Prompt: Leave out the pictures and give back all the entries exactly as written.

Information supplied:
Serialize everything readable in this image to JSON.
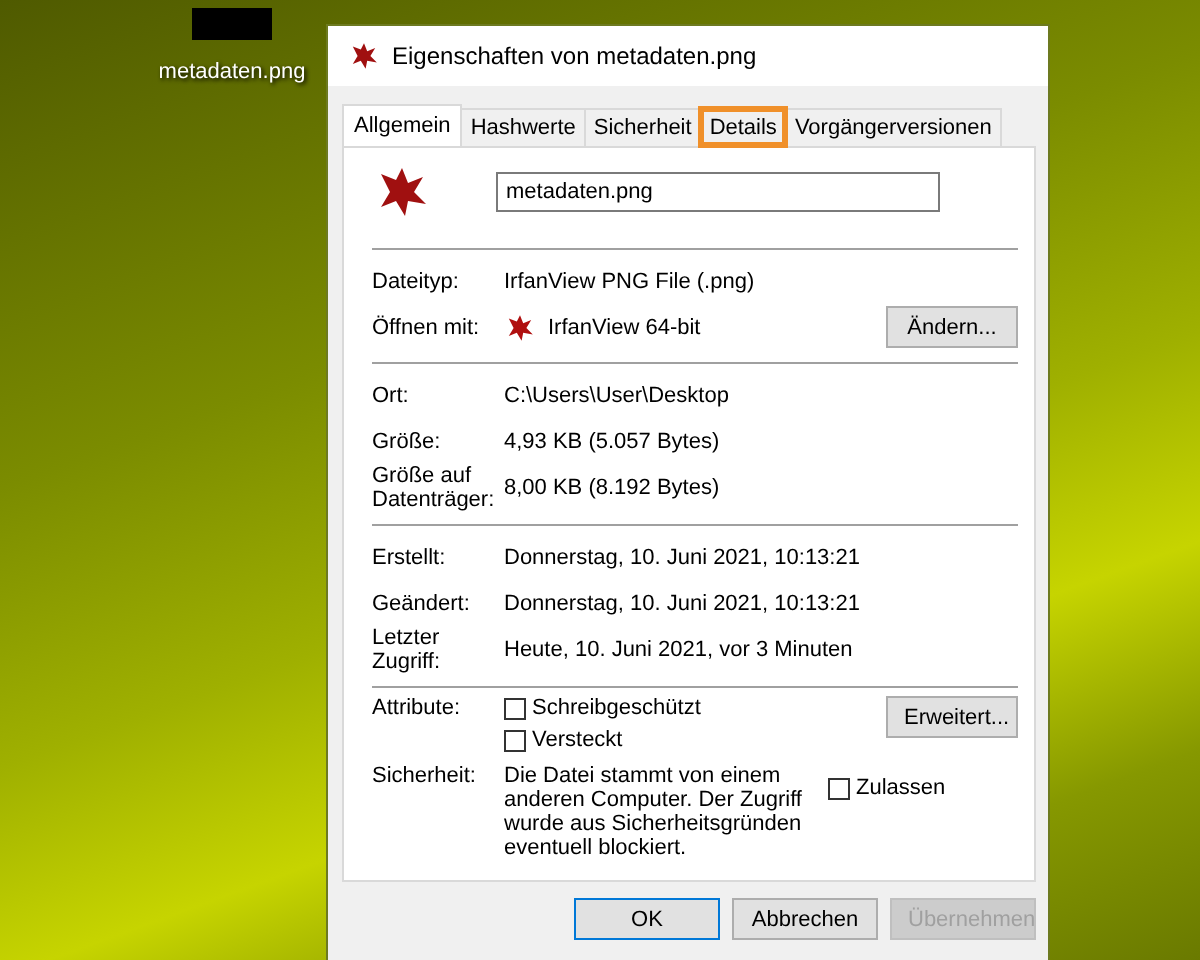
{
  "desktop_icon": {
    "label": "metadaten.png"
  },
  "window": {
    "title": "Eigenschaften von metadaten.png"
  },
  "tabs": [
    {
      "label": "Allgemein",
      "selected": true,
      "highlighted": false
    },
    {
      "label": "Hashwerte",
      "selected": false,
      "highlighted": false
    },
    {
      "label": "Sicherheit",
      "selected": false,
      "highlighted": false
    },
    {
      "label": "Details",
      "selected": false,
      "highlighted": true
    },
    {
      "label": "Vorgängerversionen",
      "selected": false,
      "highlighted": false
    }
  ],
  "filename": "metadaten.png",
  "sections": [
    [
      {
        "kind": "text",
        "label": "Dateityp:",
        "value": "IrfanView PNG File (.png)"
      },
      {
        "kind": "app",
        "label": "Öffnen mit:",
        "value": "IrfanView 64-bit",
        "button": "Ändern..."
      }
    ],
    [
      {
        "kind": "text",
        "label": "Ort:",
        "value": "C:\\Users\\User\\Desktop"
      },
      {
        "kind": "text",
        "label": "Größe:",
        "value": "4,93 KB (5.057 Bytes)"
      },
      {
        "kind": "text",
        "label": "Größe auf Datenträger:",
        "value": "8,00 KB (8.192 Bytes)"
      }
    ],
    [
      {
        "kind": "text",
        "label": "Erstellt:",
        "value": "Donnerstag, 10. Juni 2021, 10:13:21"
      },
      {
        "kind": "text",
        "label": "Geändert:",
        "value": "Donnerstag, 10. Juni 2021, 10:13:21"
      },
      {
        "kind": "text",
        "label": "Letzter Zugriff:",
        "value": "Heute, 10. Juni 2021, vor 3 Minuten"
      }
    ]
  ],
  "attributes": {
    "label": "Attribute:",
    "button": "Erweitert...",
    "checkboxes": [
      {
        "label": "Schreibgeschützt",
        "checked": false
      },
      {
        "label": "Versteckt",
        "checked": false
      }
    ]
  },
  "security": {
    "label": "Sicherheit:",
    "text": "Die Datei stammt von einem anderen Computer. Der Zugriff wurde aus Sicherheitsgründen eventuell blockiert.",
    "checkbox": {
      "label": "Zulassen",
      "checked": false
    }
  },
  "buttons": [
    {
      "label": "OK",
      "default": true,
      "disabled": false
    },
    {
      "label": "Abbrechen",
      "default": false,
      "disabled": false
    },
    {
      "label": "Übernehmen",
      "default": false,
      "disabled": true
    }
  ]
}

Solution:
Serialize everything readable in this image to JSON.
{
  "desktop_icon": {
    "label": "metadaten.png"
  },
  "window": {
    "title": "Eigenschaften von metadaten.png"
  },
  "tabs": [
    {
      "label": "Allgemein",
      "selected": true,
      "highlighted": false
    },
    {
      "label": "Hashwerte",
      "selected": false,
      "highlighted": false
    },
    {
      "label": "Sicherheit",
      "selected": false,
      "highlighted": false
    },
    {
      "label": "Details",
      "selected": false,
      "highlighted": true
    },
    {
      "label": "Vorgängerversionen",
      "selected": false,
      "highlighted": false
    }
  ],
  "filename": "metadaten.png",
  "sections": [
    [
      {
        "kind": "text",
        "label": "Dateityp:",
        "value": "IrfanView PNG File (.png)"
      },
      {
        "kind": "app",
        "label": "Öffnen mit:",
        "value": "IrfanView 64-bit",
        "button": "Ändern..."
      }
    ],
    [
      {
        "kind": "text",
        "label": "Ort:",
        "value": "C:\\Users\\User\\Desktop"
      },
      {
        "kind": "text",
        "label": "Größe:",
        "value": "4,93 KB (5.057 Bytes)"
      },
      {
        "kind": "text",
        "label": "Größe auf Datenträger:",
        "value": "8,00 KB (8.192 Bytes)"
      }
    ],
    [
      {
        "kind": "text",
        "label": "Erstellt:",
        "value": "Donnerstag, 10. Juni 2021, 10:13:21"
      },
      {
        "kind": "text",
        "label": "Geändert:",
        "value": "Donnerstag, 10. Juni 2021, 10:13:21"
      },
      {
        "kind": "text",
        "label": "Letzter Zugriff:",
        "value": "Heute, 10. Juni 2021, vor 3 Minuten"
      }
    ]
  ],
  "attributes": {
    "label": "Attribute:",
    "button": "Erweitert...",
    "checkboxes": [
      {
        "label": "Schreibgeschützt",
        "checked": false
      },
      {
        "label": "Versteckt",
        "checked": false
      }
    ]
  },
  "security": {
    "label": "Sicherheit:",
    "text": "Die Datei stammt von einem anderen Computer. Der Zugriff wurde aus Sicherheitsgründen eventuell blockiert.",
    "checkbox": {
      "label": "Zulassen",
      "checked": false
    }
  },
  "buttons": [
    {
      "label": "OK",
      "default": true,
      "disabled": false
    },
    {
      "label": "Abbrechen",
      "default": false,
      "disabled": false
    },
    {
      "label": "Übernehmen",
      "default": false,
      "disabled": true
    }
  ]
}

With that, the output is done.